WORK ORDER>
Wherever a line of the data contains "Output", copy that line.

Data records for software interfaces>
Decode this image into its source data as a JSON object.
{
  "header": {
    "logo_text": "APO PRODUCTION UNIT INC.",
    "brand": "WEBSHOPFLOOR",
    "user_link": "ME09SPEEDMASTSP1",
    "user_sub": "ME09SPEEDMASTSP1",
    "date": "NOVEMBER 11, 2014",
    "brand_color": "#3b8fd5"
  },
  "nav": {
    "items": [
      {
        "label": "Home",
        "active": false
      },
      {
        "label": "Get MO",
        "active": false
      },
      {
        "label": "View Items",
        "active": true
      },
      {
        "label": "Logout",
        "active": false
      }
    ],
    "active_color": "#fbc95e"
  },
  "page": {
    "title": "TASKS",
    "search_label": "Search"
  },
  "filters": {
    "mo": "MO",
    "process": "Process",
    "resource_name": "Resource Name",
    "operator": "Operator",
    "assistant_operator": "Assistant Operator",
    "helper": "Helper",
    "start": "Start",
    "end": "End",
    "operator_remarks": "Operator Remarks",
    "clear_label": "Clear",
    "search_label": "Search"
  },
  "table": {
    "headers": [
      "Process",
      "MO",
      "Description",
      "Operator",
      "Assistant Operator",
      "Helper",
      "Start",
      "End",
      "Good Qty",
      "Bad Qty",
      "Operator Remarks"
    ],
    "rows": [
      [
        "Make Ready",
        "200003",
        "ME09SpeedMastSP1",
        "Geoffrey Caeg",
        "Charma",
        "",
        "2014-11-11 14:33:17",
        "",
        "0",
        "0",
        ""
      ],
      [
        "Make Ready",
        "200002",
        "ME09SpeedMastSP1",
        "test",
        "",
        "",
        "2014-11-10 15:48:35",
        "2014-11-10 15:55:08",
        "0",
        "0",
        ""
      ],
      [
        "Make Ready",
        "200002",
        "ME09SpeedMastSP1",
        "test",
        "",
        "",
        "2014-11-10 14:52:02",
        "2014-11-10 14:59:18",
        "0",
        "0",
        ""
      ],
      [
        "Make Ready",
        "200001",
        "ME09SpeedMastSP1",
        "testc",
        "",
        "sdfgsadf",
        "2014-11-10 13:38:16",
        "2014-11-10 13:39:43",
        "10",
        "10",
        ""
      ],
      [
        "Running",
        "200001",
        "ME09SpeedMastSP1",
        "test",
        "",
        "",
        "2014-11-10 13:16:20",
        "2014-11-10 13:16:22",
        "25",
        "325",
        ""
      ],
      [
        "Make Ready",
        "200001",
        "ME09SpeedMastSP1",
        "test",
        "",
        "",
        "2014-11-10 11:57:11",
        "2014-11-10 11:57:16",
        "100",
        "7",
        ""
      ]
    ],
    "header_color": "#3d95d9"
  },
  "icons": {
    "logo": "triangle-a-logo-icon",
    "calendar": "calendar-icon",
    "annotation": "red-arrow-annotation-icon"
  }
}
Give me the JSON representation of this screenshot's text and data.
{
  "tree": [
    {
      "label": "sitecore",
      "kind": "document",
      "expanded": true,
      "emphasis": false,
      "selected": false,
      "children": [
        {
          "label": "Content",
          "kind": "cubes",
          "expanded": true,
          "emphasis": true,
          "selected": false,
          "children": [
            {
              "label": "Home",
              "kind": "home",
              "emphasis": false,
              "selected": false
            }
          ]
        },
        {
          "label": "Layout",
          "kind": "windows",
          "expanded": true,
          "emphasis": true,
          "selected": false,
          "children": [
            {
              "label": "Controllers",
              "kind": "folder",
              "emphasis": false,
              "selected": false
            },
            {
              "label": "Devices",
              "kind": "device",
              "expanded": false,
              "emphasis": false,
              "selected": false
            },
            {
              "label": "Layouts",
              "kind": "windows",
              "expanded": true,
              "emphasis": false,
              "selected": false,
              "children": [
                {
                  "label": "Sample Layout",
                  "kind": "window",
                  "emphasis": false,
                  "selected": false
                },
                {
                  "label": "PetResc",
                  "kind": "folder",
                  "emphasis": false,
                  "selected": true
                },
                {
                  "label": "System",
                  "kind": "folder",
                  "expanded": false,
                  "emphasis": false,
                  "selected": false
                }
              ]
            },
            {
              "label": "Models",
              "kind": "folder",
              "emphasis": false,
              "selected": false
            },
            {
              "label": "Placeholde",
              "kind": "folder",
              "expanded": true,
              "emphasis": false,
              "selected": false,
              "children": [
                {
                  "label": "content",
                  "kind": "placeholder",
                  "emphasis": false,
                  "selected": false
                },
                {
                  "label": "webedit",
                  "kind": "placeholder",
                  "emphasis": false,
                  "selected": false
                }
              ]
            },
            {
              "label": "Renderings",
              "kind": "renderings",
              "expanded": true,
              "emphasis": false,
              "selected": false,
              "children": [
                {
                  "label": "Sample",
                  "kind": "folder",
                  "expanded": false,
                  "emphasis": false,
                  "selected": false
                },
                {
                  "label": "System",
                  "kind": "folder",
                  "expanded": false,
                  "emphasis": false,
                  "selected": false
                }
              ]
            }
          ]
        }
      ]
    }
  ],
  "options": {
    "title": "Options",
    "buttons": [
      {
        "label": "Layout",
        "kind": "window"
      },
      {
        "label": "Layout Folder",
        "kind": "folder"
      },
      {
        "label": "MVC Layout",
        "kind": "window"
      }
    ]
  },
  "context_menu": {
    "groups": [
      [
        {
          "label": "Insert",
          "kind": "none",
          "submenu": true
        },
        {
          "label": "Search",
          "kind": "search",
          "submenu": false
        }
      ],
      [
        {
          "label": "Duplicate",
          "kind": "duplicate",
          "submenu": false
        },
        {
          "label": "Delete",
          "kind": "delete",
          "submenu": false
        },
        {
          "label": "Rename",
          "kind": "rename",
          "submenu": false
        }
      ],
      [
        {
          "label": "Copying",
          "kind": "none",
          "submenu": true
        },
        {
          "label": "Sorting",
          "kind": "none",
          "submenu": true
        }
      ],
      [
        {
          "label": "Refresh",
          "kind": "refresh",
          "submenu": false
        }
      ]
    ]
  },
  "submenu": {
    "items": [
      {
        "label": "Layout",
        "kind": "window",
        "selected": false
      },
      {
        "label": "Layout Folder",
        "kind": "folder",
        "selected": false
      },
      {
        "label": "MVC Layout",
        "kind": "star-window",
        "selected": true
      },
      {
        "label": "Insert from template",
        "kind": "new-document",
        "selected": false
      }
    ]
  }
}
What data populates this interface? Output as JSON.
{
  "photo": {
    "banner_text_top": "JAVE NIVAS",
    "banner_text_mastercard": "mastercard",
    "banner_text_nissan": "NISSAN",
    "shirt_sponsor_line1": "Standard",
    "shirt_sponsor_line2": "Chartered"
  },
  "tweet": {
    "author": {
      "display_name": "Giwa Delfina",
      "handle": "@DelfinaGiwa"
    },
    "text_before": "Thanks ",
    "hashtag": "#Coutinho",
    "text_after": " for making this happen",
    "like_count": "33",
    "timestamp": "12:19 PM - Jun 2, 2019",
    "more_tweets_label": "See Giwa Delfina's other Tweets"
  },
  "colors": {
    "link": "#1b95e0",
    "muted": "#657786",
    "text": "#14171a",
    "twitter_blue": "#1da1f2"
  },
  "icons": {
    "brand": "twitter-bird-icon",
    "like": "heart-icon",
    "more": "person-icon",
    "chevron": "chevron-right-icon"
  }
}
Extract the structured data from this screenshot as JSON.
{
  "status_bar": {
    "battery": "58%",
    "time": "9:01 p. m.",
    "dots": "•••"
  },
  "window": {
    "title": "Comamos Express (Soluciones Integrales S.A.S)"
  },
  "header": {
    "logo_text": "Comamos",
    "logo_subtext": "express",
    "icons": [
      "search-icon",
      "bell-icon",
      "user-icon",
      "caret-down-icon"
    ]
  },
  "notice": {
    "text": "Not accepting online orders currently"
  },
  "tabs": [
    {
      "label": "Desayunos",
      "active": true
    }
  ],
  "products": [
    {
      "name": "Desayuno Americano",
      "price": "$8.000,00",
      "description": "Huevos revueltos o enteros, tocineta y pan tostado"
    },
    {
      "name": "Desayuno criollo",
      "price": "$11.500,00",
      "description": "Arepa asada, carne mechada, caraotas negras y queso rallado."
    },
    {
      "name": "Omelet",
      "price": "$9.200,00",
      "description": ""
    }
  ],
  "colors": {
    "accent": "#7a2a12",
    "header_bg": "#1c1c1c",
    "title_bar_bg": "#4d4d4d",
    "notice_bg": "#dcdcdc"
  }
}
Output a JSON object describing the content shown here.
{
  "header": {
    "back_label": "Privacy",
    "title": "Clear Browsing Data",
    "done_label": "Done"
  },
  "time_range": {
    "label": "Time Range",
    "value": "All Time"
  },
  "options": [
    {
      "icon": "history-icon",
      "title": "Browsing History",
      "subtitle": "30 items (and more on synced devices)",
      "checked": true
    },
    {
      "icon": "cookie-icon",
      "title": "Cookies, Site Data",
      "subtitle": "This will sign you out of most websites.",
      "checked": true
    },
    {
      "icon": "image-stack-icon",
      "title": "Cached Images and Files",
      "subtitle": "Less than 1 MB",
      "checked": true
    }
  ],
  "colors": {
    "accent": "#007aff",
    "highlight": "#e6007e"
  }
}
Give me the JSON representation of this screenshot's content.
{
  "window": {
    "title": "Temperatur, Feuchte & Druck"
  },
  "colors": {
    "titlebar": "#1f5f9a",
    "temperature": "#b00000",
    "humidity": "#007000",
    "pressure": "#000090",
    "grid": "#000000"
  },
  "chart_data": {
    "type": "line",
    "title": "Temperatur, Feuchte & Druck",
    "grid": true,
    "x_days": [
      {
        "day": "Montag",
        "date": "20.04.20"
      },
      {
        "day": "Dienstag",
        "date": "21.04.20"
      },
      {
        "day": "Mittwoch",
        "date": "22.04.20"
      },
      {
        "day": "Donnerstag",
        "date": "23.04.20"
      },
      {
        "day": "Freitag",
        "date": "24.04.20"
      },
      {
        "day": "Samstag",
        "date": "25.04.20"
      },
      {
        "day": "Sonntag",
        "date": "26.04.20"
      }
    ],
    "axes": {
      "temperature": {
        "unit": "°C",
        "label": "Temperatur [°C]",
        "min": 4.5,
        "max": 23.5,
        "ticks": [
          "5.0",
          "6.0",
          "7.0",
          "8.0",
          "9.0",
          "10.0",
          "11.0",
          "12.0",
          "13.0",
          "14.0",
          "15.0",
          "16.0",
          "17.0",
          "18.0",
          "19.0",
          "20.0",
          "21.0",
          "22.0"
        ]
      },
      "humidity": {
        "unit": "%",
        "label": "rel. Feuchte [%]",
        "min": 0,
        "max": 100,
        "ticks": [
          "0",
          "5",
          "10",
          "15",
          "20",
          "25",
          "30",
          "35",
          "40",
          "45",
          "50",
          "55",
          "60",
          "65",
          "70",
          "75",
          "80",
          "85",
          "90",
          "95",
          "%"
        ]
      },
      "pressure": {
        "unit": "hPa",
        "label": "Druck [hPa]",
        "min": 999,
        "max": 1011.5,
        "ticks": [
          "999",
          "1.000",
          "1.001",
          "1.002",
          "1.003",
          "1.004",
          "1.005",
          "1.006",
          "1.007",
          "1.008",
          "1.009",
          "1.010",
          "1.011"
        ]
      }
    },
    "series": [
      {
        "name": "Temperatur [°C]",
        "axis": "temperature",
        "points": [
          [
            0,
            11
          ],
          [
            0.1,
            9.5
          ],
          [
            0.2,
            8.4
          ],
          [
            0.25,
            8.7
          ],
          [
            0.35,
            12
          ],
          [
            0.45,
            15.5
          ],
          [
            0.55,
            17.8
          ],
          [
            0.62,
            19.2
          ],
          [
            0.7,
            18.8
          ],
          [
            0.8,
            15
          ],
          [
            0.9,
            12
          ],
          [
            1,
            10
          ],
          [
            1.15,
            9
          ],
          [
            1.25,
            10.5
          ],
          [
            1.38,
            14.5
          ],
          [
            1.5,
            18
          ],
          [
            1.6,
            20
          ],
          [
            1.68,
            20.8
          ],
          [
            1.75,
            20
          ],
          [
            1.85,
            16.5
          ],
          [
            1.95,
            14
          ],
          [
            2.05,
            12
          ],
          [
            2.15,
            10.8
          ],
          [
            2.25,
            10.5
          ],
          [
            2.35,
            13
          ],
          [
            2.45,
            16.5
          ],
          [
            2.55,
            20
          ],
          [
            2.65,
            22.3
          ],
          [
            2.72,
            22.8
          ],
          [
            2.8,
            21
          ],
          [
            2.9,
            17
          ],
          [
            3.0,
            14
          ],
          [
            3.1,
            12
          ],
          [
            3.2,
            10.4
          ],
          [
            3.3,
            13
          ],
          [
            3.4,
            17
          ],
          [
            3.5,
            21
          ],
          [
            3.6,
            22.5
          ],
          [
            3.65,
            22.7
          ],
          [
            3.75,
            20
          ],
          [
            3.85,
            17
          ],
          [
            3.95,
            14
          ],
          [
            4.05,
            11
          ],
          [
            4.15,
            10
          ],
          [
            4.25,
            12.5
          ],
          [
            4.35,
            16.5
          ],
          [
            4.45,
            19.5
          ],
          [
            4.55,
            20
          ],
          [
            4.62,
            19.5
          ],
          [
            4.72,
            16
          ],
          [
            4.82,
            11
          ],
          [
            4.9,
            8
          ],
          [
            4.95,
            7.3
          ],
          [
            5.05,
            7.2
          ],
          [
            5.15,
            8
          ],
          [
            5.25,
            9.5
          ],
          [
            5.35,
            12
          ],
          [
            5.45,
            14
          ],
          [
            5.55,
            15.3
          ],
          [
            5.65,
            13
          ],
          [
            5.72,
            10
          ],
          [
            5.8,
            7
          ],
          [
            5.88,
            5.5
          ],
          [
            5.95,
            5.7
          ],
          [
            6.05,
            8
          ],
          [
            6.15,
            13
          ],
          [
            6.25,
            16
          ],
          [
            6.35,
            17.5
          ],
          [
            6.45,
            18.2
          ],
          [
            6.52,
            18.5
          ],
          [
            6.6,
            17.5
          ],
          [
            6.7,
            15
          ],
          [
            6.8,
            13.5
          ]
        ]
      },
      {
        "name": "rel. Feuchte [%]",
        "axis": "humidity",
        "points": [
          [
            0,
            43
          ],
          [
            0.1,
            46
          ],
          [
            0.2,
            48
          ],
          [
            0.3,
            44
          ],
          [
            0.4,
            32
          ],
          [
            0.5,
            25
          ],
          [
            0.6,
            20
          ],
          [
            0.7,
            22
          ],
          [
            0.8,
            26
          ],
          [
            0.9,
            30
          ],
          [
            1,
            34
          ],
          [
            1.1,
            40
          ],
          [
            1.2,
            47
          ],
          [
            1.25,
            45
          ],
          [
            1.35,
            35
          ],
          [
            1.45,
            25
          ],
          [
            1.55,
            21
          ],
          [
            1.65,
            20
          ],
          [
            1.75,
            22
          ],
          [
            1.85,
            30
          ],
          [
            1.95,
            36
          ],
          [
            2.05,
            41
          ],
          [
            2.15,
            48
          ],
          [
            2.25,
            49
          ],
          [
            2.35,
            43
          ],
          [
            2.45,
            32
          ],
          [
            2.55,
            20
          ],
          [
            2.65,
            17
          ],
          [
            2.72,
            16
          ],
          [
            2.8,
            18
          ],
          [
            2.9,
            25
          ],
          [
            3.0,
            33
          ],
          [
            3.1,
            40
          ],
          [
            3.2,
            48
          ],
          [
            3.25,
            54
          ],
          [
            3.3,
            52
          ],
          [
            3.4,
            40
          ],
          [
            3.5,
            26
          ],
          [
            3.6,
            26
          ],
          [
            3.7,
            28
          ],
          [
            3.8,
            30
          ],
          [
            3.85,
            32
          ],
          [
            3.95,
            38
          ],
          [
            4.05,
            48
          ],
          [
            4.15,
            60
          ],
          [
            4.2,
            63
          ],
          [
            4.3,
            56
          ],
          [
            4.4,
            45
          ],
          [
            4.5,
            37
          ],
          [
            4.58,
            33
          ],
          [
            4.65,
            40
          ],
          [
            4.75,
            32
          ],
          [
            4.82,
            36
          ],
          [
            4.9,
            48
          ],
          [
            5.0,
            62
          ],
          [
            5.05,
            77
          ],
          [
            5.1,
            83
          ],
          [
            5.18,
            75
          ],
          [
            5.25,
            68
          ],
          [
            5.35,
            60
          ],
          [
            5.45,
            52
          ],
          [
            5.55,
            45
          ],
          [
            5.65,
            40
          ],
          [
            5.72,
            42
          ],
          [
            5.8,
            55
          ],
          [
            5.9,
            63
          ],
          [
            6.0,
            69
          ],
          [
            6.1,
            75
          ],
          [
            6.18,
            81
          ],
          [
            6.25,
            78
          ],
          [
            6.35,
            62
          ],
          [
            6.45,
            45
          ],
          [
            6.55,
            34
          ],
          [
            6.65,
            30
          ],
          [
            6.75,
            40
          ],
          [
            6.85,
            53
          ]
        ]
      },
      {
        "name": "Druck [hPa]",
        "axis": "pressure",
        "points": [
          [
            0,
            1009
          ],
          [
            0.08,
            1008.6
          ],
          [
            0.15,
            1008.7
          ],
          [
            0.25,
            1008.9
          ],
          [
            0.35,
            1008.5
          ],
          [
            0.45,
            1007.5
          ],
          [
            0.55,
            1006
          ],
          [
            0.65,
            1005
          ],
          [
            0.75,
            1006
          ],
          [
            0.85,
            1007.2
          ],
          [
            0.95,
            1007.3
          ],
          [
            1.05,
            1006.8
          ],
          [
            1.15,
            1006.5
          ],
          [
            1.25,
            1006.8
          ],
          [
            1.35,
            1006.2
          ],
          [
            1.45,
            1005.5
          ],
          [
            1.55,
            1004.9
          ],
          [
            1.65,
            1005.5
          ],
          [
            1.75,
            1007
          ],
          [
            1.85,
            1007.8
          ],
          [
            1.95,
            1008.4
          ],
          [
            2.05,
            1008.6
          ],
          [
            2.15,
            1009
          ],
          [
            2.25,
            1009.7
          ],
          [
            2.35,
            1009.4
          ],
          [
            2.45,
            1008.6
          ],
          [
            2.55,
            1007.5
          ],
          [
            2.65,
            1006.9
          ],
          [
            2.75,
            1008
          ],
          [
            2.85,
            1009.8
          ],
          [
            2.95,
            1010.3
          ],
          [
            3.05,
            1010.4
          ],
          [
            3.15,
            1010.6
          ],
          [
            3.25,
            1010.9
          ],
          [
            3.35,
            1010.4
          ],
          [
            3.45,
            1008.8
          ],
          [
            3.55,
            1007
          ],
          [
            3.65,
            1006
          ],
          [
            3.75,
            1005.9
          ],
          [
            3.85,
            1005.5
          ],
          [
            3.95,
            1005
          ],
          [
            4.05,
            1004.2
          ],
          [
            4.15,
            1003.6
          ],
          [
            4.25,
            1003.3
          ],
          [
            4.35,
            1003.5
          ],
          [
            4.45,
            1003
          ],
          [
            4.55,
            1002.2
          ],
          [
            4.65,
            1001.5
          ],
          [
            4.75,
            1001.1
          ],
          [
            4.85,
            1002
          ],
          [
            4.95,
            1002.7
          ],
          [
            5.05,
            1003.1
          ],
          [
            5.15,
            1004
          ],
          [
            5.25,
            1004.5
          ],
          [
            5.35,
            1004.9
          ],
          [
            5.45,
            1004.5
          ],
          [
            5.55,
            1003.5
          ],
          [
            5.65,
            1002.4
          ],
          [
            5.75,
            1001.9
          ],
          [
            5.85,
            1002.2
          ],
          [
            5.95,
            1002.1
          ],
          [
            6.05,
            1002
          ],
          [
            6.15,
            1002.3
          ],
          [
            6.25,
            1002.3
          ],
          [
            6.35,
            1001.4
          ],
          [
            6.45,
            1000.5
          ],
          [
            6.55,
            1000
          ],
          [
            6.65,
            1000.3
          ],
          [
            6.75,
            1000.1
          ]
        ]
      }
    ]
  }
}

RESULT>
What data populates this interface? Output as JSON.
Output a JSON object describing the content shown here.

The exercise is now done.